+++ Stored data +++

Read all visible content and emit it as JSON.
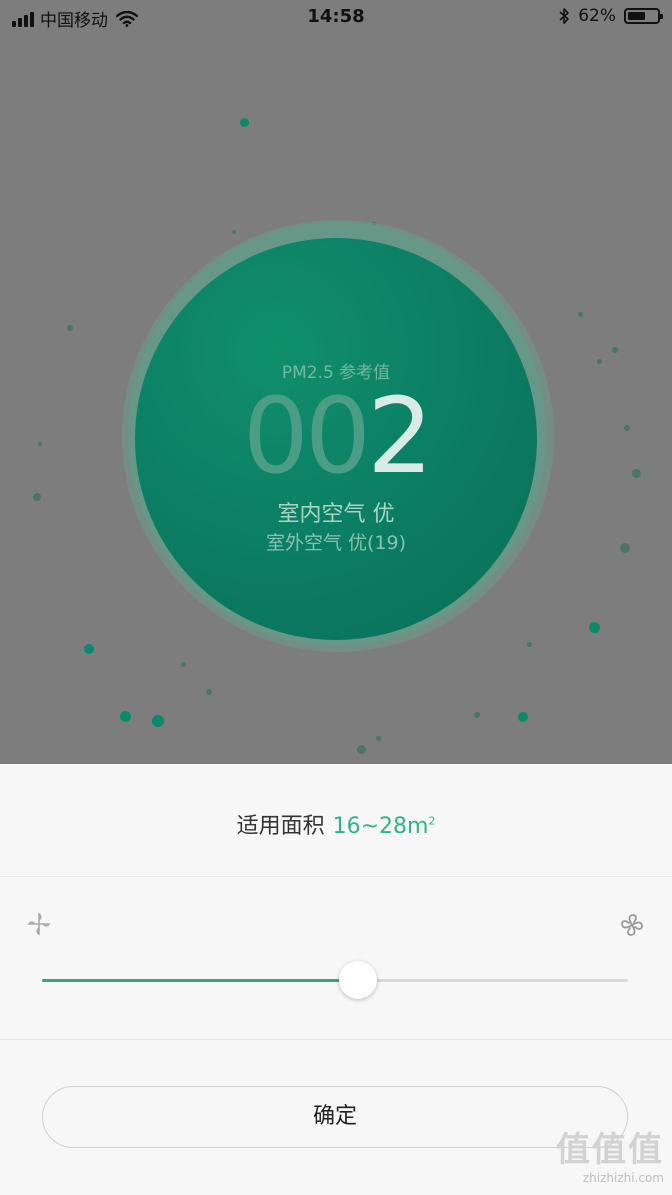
{
  "status_bar": {
    "carrier": "中国移动",
    "time": "14:58",
    "battery_percent": "62%",
    "battery_level": 0.62
  },
  "air_quality": {
    "label": "PM2.5 参考值",
    "value_leading_zeros": "00",
    "value_digit": "2",
    "indoor": "室内空气 优",
    "outdoor": "室外空气 优(19)"
  },
  "area": {
    "label": "适用面积",
    "value": "16~28m",
    "unit_sup": "2"
  },
  "fan_speed": {
    "level": 0.54,
    "low_icon": "fan-low-icon",
    "high_icon": "fan-high-icon"
  },
  "confirm_label": "确定",
  "watermark": {
    "logo": "值值值",
    "url": "zhizhizhi.com"
  },
  "colors": {
    "accent": "#2db586",
    "gauge": "#0b7c62",
    "overlay": "#7d7d7d"
  }
}
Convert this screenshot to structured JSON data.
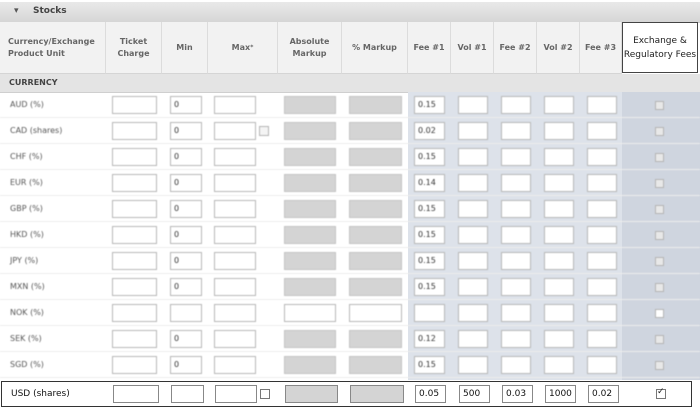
{
  "panel": {
    "title": "Stocks",
    "toggle_icon": "collapse-icon"
  },
  "columns": {
    "product_unit": "Currency/Exchange Product Unit",
    "ticket_charge": "Ticket Charge",
    "min": "Min",
    "max": "Max",
    "max_sup": "*",
    "absolute_markup": "Absolute Markup",
    "pct_markup": "% Markup",
    "fee1": "Fee #1",
    "vol1": "Vol #1",
    "fee2": "Fee #2",
    "vol2": "Vol #2",
    "fee3": "Fee #3",
    "exchange_fees": "Exchange & Regulatory Fees"
  },
  "section": {
    "title": "CURRENCY"
  },
  "rows": [
    {
      "label": "AUD (%)",
      "min": "0",
      "fee1": "0.15"
    },
    {
      "label": "CAD (shares)",
      "min": "0",
      "fee1": "0.02"
    },
    {
      "label": "CHF (%)",
      "min": "0",
      "fee1": "0.15"
    },
    {
      "label": "EUR (%)",
      "min": "0",
      "fee1": "0.14"
    },
    {
      "label": "GBP (%)",
      "min": "0",
      "fee1": "0.15"
    },
    {
      "label": "HKD (%)",
      "min": "0",
      "fee1": "0.15"
    },
    {
      "label": "JPY (%)",
      "min": "0",
      "fee1": "0.15"
    },
    {
      "label": "MXN (%)",
      "min": "0",
      "fee1": "0.15"
    },
    {
      "label": "NOK (%)",
      "min": "",
      "fee1": ""
    },
    {
      "label": "SEK (%)",
      "min": "0",
      "fee1": "0.12"
    },
    {
      "label": "SGD (%)",
      "min": "0",
      "fee1": "0.15"
    }
  ],
  "usd": {
    "label": "USD (shares)",
    "ticket": "",
    "min": "",
    "max": "",
    "fee1": "0.05",
    "vol1": "500",
    "fee2": "0.03",
    "vol2": "1000",
    "fee3": "0.02",
    "exchange_checked": true
  }
}
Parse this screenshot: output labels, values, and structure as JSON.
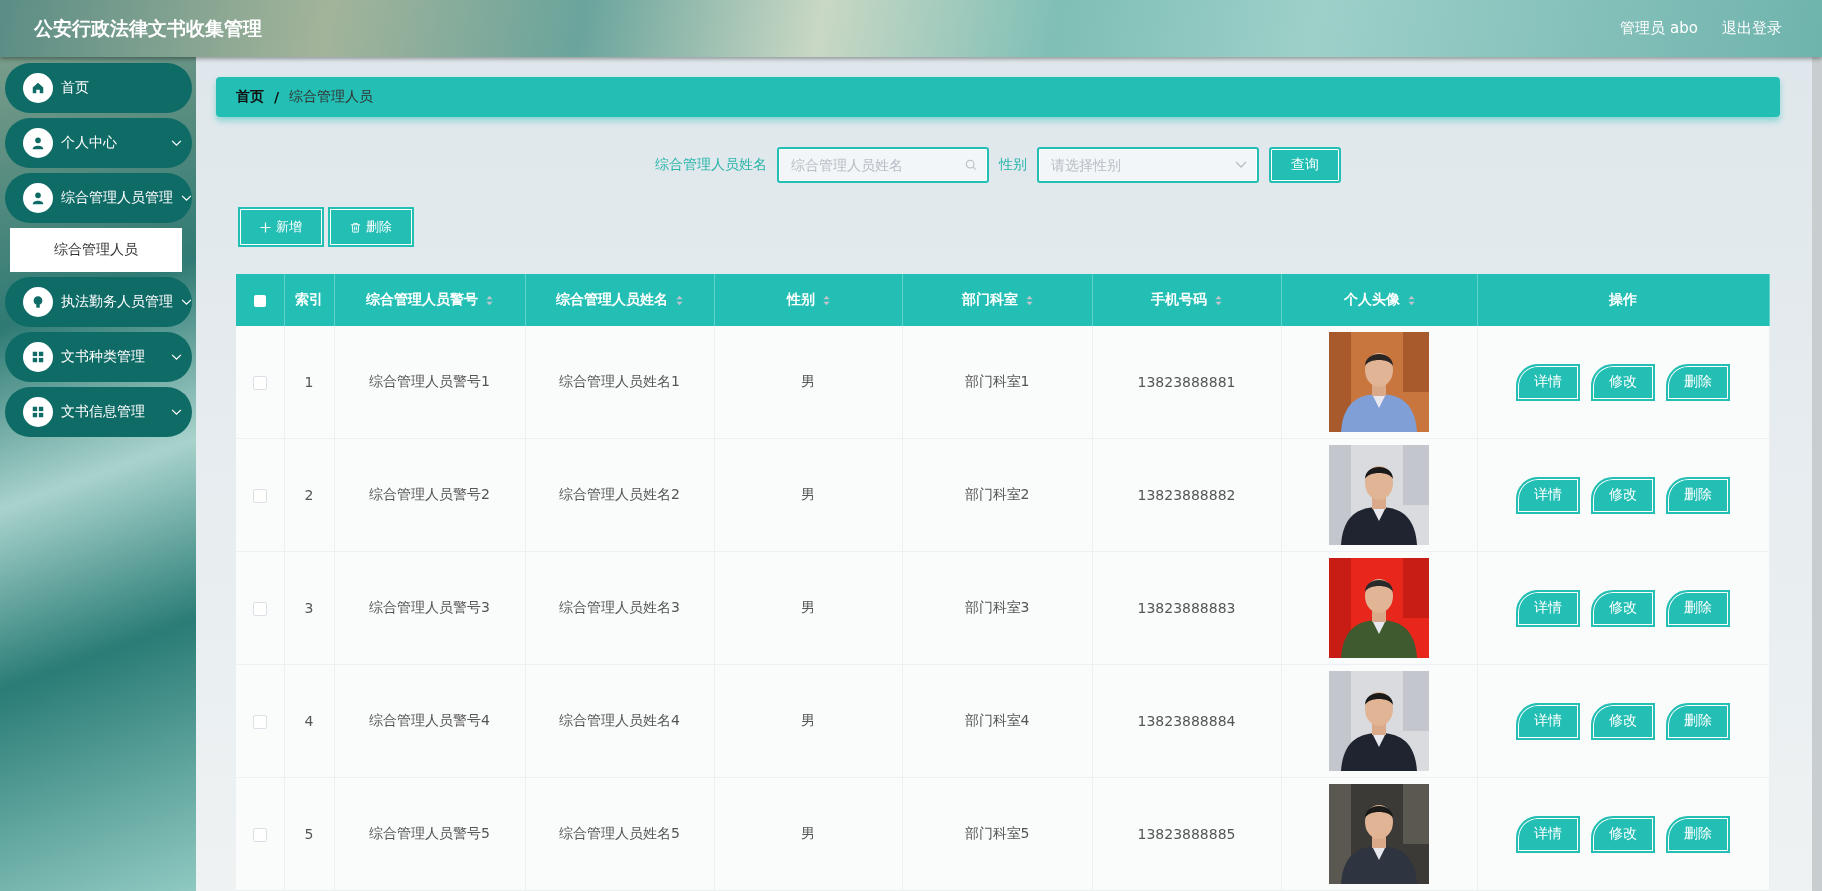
{
  "header": {
    "title": "公安行政法律文书收集管理",
    "user": "管理员 abo",
    "logout": "退出登录"
  },
  "sidebar": {
    "items": [
      {
        "label": "首页",
        "has_submenu": false
      },
      {
        "label": "个人中心",
        "has_submenu": true
      },
      {
        "label": "综合管理人员管理",
        "has_submenu": true,
        "children": [
          {
            "label": "综合管理人员",
            "selected": true
          }
        ]
      },
      {
        "label": "执法勤务人员管理",
        "has_submenu": true
      },
      {
        "label": "文书种类管理",
        "has_submenu": true
      },
      {
        "label": "文书信息管理",
        "has_submenu": true
      }
    ]
  },
  "breadcrumb": {
    "items": [
      "首页",
      "综合管理人员"
    ],
    "separator": "/"
  },
  "search": {
    "name_label": "综合管理人员姓名",
    "name_placeholder": "综合管理人员姓名",
    "gender_label": "性别",
    "gender_placeholder": "请选择性别",
    "query_button": "查询"
  },
  "toolbar": {
    "add_button": "新增",
    "delete_button": "删除"
  },
  "table": {
    "select_all_checked": false,
    "columns": [
      {
        "label": "索引",
        "sortable": false
      },
      {
        "label": "综合管理人员警号",
        "sortable": true
      },
      {
        "label": "综合管理人员姓名",
        "sortable": true
      },
      {
        "label": "性别",
        "sortable": true
      },
      {
        "label": "部门科室",
        "sortable": true
      },
      {
        "label": "手机号码",
        "sortable": true
      },
      {
        "label": "个人头像",
        "sortable": true
      },
      {
        "label": "操作",
        "sortable": false
      }
    ],
    "rows": [
      {
        "selected": false,
        "index": "1",
        "badge_no": "综合管理人员警号1",
        "name": "综合管理人员姓名1",
        "gender": "男",
        "department": "部门科室1",
        "phone": "13823888881",
        "actions": [
          "详情",
          "修改",
          "删除"
        ]
      },
      {
        "selected": false,
        "index": "2",
        "badge_no": "综合管理人员警号2",
        "name": "综合管理人员姓名2",
        "gender": "男",
        "department": "部门科室2",
        "phone": "13823888882",
        "actions": [
          "详情",
          "修改",
          "删除"
        ]
      },
      {
        "selected": false,
        "index": "3",
        "badge_no": "综合管理人员警号3",
        "name": "综合管理人员姓名3",
        "gender": "男",
        "department": "部门科室3",
        "phone": "13823888883",
        "actions": [
          "详情",
          "修改",
          "删除"
        ]
      },
      {
        "selected": false,
        "index": "4",
        "badge_no": "综合管理人员警号4",
        "name": "综合管理人员姓名4",
        "gender": "男",
        "department": "部门科室4",
        "phone": "13823888884",
        "actions": [
          "详情",
          "修改",
          "删除"
        ]
      },
      {
        "selected": false,
        "index": "5",
        "badge_no": "综合管理人员警号5",
        "name": "综合管理人员姓名5",
        "gender": "男",
        "department": "部门科室5",
        "phone": "13823888885",
        "actions": [
          "详情",
          "修改",
          "删除"
        ]
      }
    ]
  }
}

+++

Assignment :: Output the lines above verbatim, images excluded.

Solution to this problem ::
Read all visible content and emit it as JSON.
{
  "status_bar": {
    "carrier": "中国移动",
    "time": "14:58",
    "battery_percent": "62%",
    "battery_level": 0.62
  },
  "air_quality": {
    "label": "PM2.5 参考值",
    "value_leading_zeros": "00",
    "value_digit": "2",
    "indoor": "室内空气 优",
    "outdoor": "室外空气 优(19)"
  },
  "area": {
    "label": "适用面积",
    "value": "16~28m",
    "unit_sup": "2"
  },
  "fan_speed": {
    "level": 0.54,
    "low_icon": "fan-low-icon",
    "high_icon": "fan-high-icon"
  },
  "confirm_label": "确定",
  "watermark": {
    "logo": "值值值",
    "url": "zhizhizhi.com"
  },
  "colors": {
    "accent": "#2db586",
    "gauge": "#0b7c62",
    "overlay": "#7d7d7d"
  }
}
Convert this screenshot to structured JSON data.
{
  "panel": {
    "title": "Stocks",
    "toggle_icon": "collapse-icon"
  },
  "columns": {
    "product_unit": "Currency/Exchange Product Unit",
    "ticket_charge": "Ticket Charge",
    "min": "Min",
    "max": "Max",
    "max_sup": "*",
    "absolute_markup": "Absolute Markup",
    "pct_markup": "% Markup",
    "fee1": "Fee #1",
    "vol1": "Vol #1",
    "fee2": "Fee #2",
    "vol2": "Vol #2",
    "fee3": "Fee #3",
    "exchange_fees": "Exchange & Regulatory Fees"
  },
  "section": {
    "title": "CURRENCY"
  },
  "rows": [
    {
      "label": "AUD (%)",
      "min": "0",
      "fee1": "0.15"
    },
    {
      "label": "CAD (shares)",
      "min": "0",
      "fee1": "0.02"
    },
    {
      "label": "CHF (%)",
      "min": "0",
      "fee1": "0.15"
    },
    {
      "label": "EUR (%)",
      "min": "0",
      "fee1": "0.14"
    },
    {
      "label": "GBP (%)",
      "min": "0",
      "fee1": "0.15"
    },
    {
      "label": "HKD (%)",
      "min": "0",
      "fee1": "0.15"
    },
    {
      "label": "JPY (%)",
      "min": "0",
      "fee1": "0.15"
    },
    {
      "label": "MXN (%)",
      "min": "0",
      "fee1": "0.15"
    },
    {
      "label": "NOK (%)",
      "min": "",
      "fee1": ""
    },
    {
      "label": "SEK (%)",
      "min": "0",
      "fee1": "0.12"
    },
    {
      "label": "SGD (%)",
      "min": "0",
      "fee1": "0.15"
    }
  ],
  "usd": {
    "label": "USD (shares)",
    "ticket": "",
    "min": "",
    "max": "",
    "fee1": "0.05",
    "vol1": "500",
    "fee2": "0.03",
    "vol2": "1000",
    "fee3": "0.02",
    "exchange_checked": true
  }
}
Parse this screenshot: output labels, values, and structure as JSON.
{
  "header": {
    "title": "公安行政法律文书收集管理",
    "user": "管理员 abo",
    "logout": "退出登录"
  },
  "sidebar": {
    "items": [
      {
        "label": "首页",
        "has_submenu": false
      },
      {
        "label": "个人中心",
        "has_submenu": true
      },
      {
        "label": "综合管理人员管理",
        "has_submenu": true,
        "children": [
          {
            "label": "综合管理人员",
            "selected": true
          }
        ]
      },
      {
        "label": "执法勤务人员管理",
        "has_submenu": true
      },
      {
        "label": "文书种类管理",
        "has_submenu": true
      },
      {
        "label": "文书信息管理",
        "has_submenu": true
      }
    ]
  },
  "breadcrumb": {
    "items": [
      "首页",
      "综合管理人员"
    ],
    "separator": "/"
  },
  "search": {
    "name_label": "综合管理人员姓名",
    "name_placeholder": "综合管理人员姓名",
    "gender_label": "性别",
    "gender_placeholder": "请选择性别",
    "query_button": "查询"
  },
  "toolbar": {
    "add_button": "新增",
    "delete_button": "删除"
  },
  "table": {
    "select_all_checked": false,
    "columns": [
      {
        "label": "索引",
        "sortable": false
      },
      {
        "label": "综合管理人员警号",
        "sortable": true
      },
      {
        "label": "综合管理人员姓名",
        "sortable": true
      },
      {
        "label": "性别",
        "sortable": true
      },
      {
        "label": "部门科室",
        "sortable": true
      },
      {
        "label": "手机号码",
        "sortable": true
      },
      {
        "label": "个人头像",
        "sortable": true
      },
      {
        "label": "操作",
        "sortable": false
      }
    ],
    "rows": [
      {
        "selected": false,
        "index": "1",
        "badge_no": "综合管理人员警号1",
        "name": "综合管理人员姓名1",
        "gender": "男",
        "department": "部门科室1",
        "phone": "13823888881",
        "actions": [
          "详情",
          "修改",
          "删除"
        ]
      },
      {
        "selected": false,
        "index": "2",
        "badge_no": "综合管理人员警号2",
        "name": "综合管理人员姓名2",
        "gender": "男",
        "department": "部门科室2",
        "phone": "13823888882",
        "actions": [
          "详情",
          "修改",
          "删除"
        ]
      },
      {
        "selected": false,
        "index": "3",
        "badge_no": "综合管理人员警号3",
        "name": "综合管理人员姓名3",
        "gender": "男",
        "department": "部门科室3",
        "phone": "13823888883",
        "actions": [
          "详情",
          "修改",
          "删除"
        ]
      },
      {
        "selected": false,
        "index": "4",
        "badge_no": "综合管理人员警号4",
        "name": "综合管理人员姓名4",
        "gender": "男",
        "department": "部门科室4",
        "phone": "13823888884",
        "actions": [
          "详情",
          "修改",
          "删除"
        ]
      },
      {
        "selected": false,
        "index": "5",
        "badge_no": "综合管理人员警号5",
        "name": "综合管理人员姓名5",
        "gender": "男",
        "department": "部门科室5",
        "phone": "13823888885",
        "actions": [
          "详情",
          "修改",
          "删除"
        ]
      }
    ]
  }
}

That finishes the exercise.